** Opening Records for this exercise block **

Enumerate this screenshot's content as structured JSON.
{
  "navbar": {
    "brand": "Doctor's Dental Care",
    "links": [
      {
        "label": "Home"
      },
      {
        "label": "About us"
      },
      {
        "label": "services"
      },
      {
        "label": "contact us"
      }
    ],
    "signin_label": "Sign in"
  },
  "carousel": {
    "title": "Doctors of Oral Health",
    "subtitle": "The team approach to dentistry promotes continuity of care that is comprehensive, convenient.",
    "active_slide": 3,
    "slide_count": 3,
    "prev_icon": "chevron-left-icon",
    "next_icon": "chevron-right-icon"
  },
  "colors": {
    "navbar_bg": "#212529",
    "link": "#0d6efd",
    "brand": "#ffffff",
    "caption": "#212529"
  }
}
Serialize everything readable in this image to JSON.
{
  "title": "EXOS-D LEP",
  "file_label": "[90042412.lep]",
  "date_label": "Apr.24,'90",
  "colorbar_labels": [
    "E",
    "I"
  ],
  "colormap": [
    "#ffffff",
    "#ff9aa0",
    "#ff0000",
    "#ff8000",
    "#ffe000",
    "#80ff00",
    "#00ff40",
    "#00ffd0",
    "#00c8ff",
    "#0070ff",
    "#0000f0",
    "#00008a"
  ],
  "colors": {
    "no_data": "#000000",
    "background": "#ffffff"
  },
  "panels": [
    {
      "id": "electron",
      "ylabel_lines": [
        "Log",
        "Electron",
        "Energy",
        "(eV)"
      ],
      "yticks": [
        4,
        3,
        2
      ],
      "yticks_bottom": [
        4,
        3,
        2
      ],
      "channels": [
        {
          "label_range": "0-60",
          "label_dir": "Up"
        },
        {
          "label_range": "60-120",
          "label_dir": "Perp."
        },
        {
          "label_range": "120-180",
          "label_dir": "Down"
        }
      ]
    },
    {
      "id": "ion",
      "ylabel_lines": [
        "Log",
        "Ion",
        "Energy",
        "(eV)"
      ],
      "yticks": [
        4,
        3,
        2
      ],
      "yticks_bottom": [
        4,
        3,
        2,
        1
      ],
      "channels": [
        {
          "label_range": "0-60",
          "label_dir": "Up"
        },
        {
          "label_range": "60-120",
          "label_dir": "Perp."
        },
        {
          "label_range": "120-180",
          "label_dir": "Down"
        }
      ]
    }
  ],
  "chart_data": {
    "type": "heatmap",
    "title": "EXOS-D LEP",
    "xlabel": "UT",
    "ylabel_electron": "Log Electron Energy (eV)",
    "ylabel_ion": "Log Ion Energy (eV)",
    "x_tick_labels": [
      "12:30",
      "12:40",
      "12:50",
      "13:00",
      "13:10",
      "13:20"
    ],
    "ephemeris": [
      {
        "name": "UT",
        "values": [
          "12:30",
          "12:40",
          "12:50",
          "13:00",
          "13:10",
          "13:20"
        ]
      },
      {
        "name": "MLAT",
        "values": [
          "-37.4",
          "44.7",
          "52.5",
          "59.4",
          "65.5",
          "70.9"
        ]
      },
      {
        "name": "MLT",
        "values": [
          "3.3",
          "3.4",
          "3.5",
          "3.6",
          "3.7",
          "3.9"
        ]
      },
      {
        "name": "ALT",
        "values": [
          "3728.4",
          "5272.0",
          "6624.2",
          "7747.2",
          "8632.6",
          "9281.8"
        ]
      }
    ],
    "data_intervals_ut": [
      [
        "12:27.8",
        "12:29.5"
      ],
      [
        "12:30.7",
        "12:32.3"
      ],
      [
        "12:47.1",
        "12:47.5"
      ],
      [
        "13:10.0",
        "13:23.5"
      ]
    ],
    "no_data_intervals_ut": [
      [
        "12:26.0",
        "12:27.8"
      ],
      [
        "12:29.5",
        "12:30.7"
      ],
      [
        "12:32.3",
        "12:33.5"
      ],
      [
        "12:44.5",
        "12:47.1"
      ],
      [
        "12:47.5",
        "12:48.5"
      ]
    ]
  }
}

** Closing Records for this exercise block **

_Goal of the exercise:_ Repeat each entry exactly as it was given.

_Response to this task:_
Enumerate this screenshot's content as structured JSON.
{
  "navbar": {
    "brand": "Doctor's Dental Care",
    "links": [
      {
        "label": "Home"
      },
      {
        "label": "About us"
      },
      {
        "label": "services"
      },
      {
        "label": "contact us"
      }
    ],
    "signin_label": "Sign in"
  },
  "carousel": {
    "title": "Doctors of Oral Health",
    "subtitle": "The team approach to dentistry promotes continuity of care that is comprehensive, convenient.",
    "active_slide": 3,
    "slide_count": 3,
    "prev_icon": "chevron-left-icon",
    "next_icon": "chevron-right-icon"
  },
  "colors": {
    "navbar_bg": "#212529",
    "link": "#0d6efd",
    "brand": "#ffffff",
    "caption": "#212529"
  }
}
Serialize everything readable in this image to JSON.
{
  "title": "EXOS-D LEP",
  "file_label": "[90042412.lep]",
  "date_label": "Apr.24,'90",
  "colorbar_labels": [
    "E",
    "I"
  ],
  "colormap": [
    "#ffffff",
    "#ff9aa0",
    "#ff0000",
    "#ff8000",
    "#ffe000",
    "#80ff00",
    "#00ff40",
    "#00ffd0",
    "#00c8ff",
    "#0070ff",
    "#0000f0",
    "#00008a"
  ],
  "colors": {
    "no_data": "#000000",
    "background": "#ffffff"
  },
  "panels": [
    {
      "id": "electron",
      "ylabel_lines": [
        "Log",
        "Electron",
        "Energy",
        "(eV)"
      ],
      "yticks": [
        4,
        3,
        2
      ],
      "yticks_bottom": [
        4,
        3,
        2
      ],
      "channels": [
        {
          "label_range": "0-60",
          "label_dir": "Up"
        },
        {
          "label_range": "60-120",
          "label_dir": "Perp."
        },
        {
          "label_range": "120-180",
          "label_dir": "Down"
        }
      ]
    },
    {
      "id": "ion",
      "ylabel_lines": [
        "Log",
        "Ion",
        "Energy",
        "(eV)"
      ],
      "yticks": [
        4,
        3,
        2
      ],
      "yticks_bottom": [
        4,
        3,
        2,
        1
      ],
      "channels": [
        {
          "label_range": "0-60",
          "label_dir": "Up"
        },
        {
          "label_range": "60-120",
          "label_dir": "Perp."
        },
        {
          "label_range": "120-180",
          "label_dir": "Down"
        }
      ]
    }
  ],
  "chart_data": {
    "type": "heatmap",
    "title": "EXOS-D LEP",
    "xlabel": "UT",
    "ylabel_electron": "Log Electron Energy (eV)",
    "ylabel_ion": "Log Ion Energy (eV)",
    "x_tick_labels": [
      "12:30",
      "12:40",
      "12:50",
      "13:00",
      "13:10",
      "13:20"
    ],
    "ephemeris": [
      {
        "name": "UT",
        "values": [
          "12:30",
          "12:40",
          "12:50",
          "13:00",
          "13:10",
          "13:20"
        ]
      },
      {
        "name": "MLAT",
        "values": [
          "-37.4",
          "44.7",
          "52.5",
          "59.4",
          "65.5",
          "70.9"
        ]
      },
      {
        "name": "MLT",
        "values": [
          "3.3",
          "3.4",
          "3.5",
          "3.6",
          "3.7",
          "3.9"
        ]
      },
      {
        "name": "ALT",
        "values": [
          "3728.4",
          "5272.0",
          "6624.2",
          "7747.2",
          "8632.6",
          "9281.8"
        ]
      }
    ],
    "data_intervals_ut": [
      [
        "12:27.8",
        "12:29.5"
      ],
      [
        "12:30.7",
        "12:32.3"
      ],
      [
        "12:47.1",
        "12:47.5"
      ],
      [
        "13:10.0",
        "13:23.5"
      ]
    ],
    "no_data_intervals_ut": [
      [
        "12:26.0",
        "12:27.8"
      ],
      [
        "12:29.5",
        "12:30.7"
      ],
      [
        "12:32.3",
        "12:33.5"
      ],
      [
        "12:44.5",
        "12:47.1"
      ],
      [
        "12:47.5",
        "12:48.5"
      ]
    ]
  }
}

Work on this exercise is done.